Copy, from the data below, every line that has "username" in it.
Start of Provided data
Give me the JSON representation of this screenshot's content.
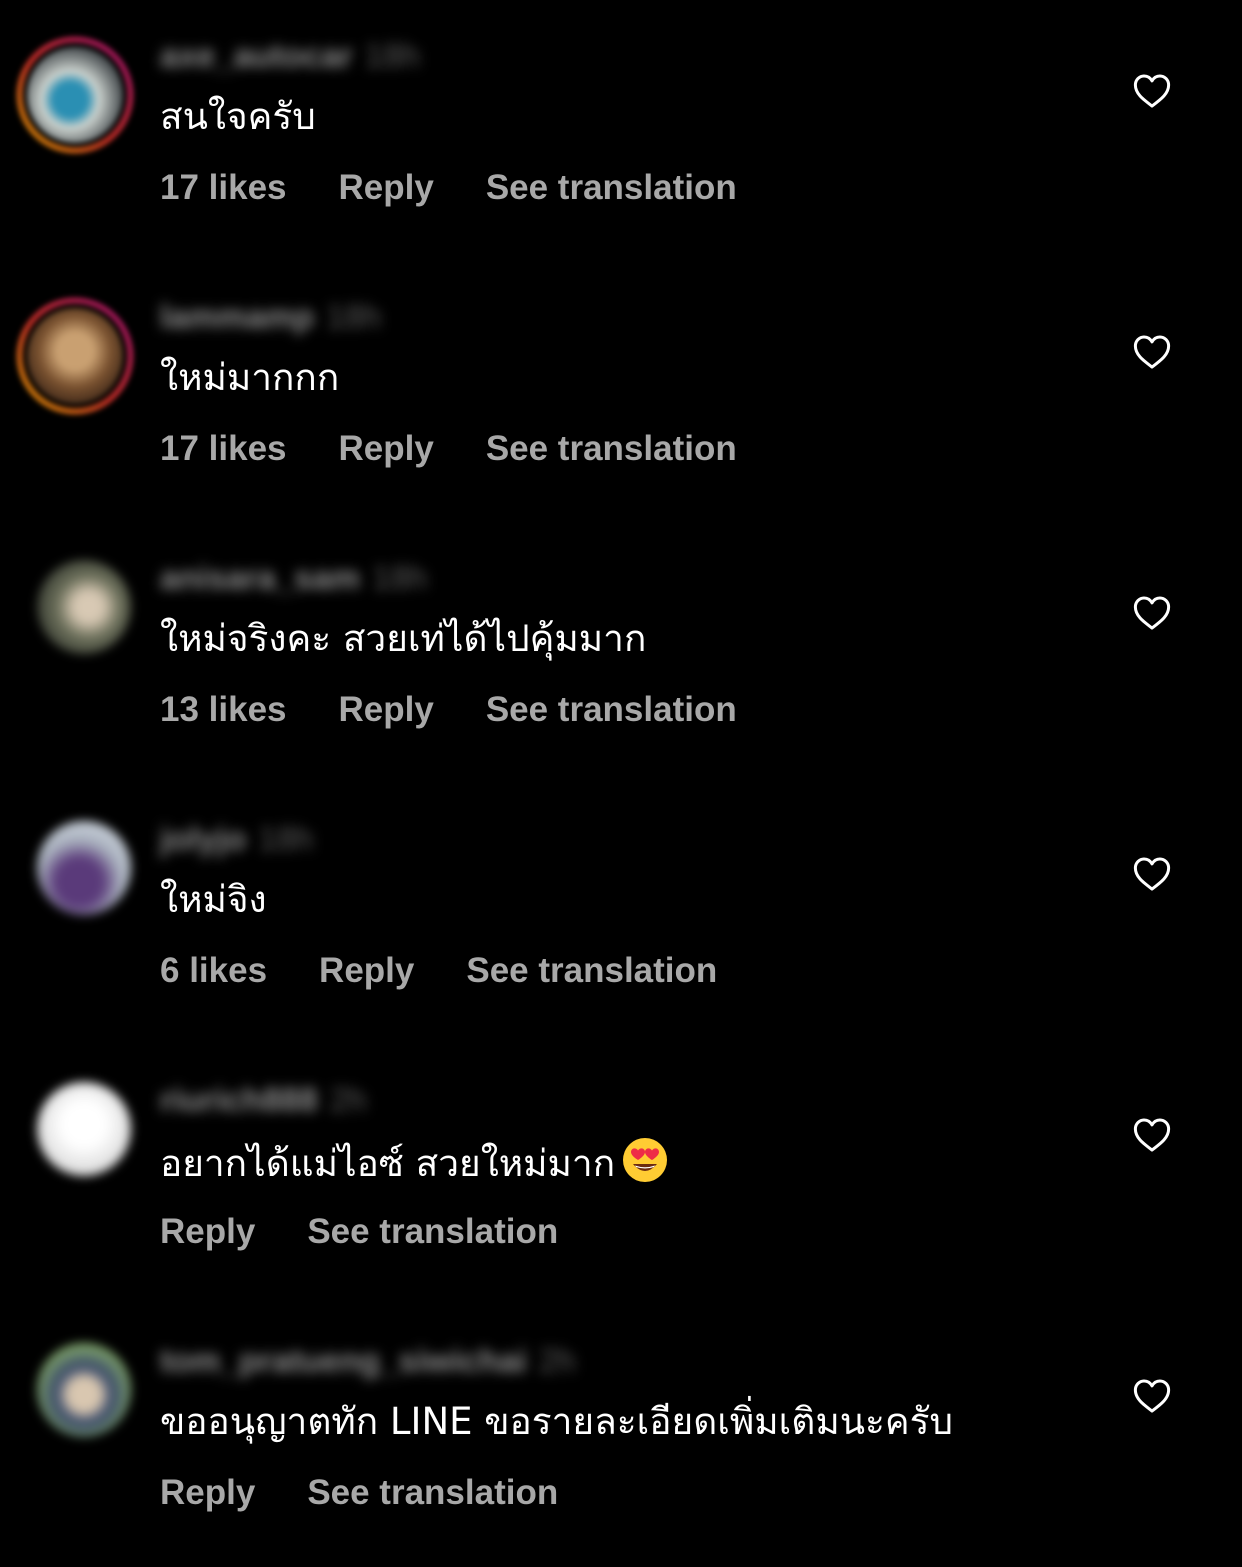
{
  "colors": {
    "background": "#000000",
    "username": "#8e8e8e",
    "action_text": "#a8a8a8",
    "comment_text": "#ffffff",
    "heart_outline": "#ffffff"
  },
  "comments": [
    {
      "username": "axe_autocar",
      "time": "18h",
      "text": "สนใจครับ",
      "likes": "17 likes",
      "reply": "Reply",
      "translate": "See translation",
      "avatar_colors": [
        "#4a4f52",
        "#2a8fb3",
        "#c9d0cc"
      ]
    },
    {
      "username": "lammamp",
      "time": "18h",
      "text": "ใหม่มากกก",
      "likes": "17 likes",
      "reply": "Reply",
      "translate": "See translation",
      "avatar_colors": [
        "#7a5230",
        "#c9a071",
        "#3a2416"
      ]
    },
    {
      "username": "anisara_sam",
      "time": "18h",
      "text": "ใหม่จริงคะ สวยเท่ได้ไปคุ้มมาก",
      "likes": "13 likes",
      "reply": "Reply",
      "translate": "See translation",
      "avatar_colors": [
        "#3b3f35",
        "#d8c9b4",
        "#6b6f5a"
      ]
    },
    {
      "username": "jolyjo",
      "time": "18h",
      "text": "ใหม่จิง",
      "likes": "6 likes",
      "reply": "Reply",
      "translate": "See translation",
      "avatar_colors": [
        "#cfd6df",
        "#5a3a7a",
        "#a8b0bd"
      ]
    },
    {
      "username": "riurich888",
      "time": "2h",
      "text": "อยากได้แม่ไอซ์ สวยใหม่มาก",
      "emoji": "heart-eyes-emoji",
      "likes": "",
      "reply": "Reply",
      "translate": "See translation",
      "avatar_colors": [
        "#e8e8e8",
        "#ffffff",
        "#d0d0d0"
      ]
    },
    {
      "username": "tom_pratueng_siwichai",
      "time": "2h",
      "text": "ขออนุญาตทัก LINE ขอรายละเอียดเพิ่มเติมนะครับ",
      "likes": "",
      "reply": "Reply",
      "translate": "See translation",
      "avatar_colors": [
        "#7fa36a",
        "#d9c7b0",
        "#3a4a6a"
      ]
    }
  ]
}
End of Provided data
_Solution to this task_:
    "username": "#8e8e8e",
      "username": "axe_autocar",
      "username": "lammamp",
      "username": "anisara_sam",
      "username": "jolyjo",
      "username": "riurich888",
      "username": "tom_pratueng_siwichai",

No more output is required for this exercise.